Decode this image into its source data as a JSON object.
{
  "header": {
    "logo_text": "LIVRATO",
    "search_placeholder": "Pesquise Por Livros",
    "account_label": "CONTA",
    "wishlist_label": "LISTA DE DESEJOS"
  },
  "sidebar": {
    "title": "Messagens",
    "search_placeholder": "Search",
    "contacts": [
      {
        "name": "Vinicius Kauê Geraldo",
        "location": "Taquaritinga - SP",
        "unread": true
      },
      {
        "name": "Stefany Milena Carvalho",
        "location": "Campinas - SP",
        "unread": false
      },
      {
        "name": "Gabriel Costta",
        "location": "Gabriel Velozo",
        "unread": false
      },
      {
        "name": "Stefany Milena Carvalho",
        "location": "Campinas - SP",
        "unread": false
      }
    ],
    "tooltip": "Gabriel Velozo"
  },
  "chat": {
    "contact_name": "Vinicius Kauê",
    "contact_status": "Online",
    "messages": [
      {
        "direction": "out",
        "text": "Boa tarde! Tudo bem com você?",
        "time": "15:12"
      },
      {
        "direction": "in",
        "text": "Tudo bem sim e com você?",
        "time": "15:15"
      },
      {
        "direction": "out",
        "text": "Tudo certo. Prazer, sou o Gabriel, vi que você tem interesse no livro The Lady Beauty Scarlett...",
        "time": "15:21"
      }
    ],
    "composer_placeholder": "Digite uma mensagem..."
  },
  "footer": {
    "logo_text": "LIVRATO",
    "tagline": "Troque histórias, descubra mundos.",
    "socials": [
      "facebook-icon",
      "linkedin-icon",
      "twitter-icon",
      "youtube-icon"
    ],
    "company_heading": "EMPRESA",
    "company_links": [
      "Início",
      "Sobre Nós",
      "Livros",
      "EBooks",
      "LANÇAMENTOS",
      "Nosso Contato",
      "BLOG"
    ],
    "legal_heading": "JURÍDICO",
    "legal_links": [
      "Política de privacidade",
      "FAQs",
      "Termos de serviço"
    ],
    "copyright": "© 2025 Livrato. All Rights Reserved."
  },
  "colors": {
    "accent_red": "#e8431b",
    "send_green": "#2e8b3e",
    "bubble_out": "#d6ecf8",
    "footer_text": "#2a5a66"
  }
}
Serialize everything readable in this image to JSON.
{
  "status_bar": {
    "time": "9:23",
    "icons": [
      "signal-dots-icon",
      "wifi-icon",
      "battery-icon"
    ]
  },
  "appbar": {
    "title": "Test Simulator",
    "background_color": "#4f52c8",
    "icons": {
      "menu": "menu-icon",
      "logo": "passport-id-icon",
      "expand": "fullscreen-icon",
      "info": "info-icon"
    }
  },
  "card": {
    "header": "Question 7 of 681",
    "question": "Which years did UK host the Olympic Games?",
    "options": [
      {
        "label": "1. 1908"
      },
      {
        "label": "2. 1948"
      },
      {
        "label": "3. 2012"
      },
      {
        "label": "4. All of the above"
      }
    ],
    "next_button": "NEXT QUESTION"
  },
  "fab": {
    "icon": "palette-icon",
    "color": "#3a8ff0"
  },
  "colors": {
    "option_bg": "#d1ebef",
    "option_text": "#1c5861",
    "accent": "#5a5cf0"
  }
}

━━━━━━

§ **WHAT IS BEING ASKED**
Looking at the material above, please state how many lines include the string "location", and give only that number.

§ **ANSWER BOX**
4